# with the following meaning:
#   existence:platform:kind:algorithms
# - "existence" can be "EXIST" or "NOEXIST" depending on if the symbol is
#   found somewhere in the source, 
# - "platforms" is empty if it exists on all platforms, otherwise it contains
#   comma-separated list of the platform, just as they are if the symbol exists
#   for those platforms, or prepended with a "!" if not.  This helps resolve
#   symbol name variants for platforms where the names are too long for the
#   compiler or linker, or if the systems is case insensitive and there is a
#   clash, or the symbol is implemented differently (see
#   EXPORT_VAR_AS_FUNCTION).  This script assumes renaming of symbols is found
#   in the file crypto/symhacks.h.
#   The semantics for the platforms is that every item is checked against the
#   environment.  For the negative items ("!FOO"), if any of them is false
#   (i.e. "FOO" is true) in the environment, the corresponding symbol can't be
#   used.  For the positive itms, if all of them are false in the environment,
#   the corresponding symbol can't be used.  Any combination of positive and
#   negative items are possible, and of course leave room for some redundancy.
# - "kind" is "FUNCTION" or "VARIABLE".  The meaning of that is obvious.
# - "algorithms" is a comma-separated list of algorithm names.  This helps
#   exclude symbols that are part of an algorithm that some user wants to
#   exclude.
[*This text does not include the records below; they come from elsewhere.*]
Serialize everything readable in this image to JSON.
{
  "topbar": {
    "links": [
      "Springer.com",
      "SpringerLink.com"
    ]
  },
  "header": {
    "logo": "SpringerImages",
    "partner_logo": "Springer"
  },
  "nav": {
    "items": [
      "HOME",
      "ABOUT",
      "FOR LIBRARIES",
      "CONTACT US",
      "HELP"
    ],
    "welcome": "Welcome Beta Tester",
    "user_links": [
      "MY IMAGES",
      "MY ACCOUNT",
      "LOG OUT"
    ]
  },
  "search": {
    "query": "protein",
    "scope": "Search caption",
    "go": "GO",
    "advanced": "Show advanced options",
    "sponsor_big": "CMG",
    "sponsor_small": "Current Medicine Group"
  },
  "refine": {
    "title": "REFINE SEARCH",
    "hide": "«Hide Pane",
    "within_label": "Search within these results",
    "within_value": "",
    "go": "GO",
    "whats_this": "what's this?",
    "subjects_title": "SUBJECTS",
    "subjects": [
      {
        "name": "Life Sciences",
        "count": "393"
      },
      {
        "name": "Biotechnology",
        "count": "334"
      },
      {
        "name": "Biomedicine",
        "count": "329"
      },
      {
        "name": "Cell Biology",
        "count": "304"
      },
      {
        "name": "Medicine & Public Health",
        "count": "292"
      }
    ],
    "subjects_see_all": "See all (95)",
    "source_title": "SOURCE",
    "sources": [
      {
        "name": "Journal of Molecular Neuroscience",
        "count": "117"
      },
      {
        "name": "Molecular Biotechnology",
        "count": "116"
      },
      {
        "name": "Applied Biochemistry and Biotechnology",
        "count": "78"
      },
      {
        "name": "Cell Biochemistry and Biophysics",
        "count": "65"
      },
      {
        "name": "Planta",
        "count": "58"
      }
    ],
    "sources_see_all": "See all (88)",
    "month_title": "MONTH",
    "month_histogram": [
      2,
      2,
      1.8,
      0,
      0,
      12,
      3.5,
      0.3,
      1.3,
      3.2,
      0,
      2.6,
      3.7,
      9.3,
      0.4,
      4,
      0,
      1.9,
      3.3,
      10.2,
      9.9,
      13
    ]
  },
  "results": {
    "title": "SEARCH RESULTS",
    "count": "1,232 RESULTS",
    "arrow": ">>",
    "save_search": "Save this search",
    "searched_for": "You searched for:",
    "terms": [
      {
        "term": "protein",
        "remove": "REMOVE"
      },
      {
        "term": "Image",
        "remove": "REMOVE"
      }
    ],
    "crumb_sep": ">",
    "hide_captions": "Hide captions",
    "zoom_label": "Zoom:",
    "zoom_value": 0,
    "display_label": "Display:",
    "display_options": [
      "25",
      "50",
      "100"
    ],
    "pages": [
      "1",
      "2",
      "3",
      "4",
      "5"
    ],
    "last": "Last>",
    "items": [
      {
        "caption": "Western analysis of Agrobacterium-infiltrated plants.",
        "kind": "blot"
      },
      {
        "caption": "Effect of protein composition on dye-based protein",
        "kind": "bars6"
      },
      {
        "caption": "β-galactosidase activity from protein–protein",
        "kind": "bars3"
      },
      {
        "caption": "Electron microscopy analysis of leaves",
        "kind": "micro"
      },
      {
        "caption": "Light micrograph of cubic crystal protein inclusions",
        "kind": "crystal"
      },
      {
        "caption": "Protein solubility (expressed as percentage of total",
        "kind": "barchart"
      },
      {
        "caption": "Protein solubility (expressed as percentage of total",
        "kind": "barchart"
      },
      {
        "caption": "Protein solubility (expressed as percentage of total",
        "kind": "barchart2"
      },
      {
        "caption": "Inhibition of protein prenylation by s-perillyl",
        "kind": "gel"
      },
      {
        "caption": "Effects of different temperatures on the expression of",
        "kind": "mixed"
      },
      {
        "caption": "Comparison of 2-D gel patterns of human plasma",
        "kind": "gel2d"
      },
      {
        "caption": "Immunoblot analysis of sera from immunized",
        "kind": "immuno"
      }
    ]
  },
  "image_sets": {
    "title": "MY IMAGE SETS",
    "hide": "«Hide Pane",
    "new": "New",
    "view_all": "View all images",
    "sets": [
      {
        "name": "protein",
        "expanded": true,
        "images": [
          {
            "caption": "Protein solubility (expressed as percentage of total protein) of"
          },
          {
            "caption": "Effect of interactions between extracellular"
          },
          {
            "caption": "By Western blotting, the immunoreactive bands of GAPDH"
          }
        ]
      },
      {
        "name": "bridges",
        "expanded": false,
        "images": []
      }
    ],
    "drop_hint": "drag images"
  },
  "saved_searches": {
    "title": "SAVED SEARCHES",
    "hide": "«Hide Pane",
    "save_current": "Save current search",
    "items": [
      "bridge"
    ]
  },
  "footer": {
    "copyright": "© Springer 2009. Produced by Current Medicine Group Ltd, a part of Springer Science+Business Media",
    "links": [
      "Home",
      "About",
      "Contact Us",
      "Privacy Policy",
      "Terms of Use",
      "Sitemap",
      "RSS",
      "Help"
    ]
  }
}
I just encountered the same problem, on Windows and using xampp instead of Wamp.

Doing what’s described in the commentaries of this page solved it : PHP cURL Installation.

I copied the 3 .dll files from the PHP installation directory to the apache/bin directory and rebooted xampp.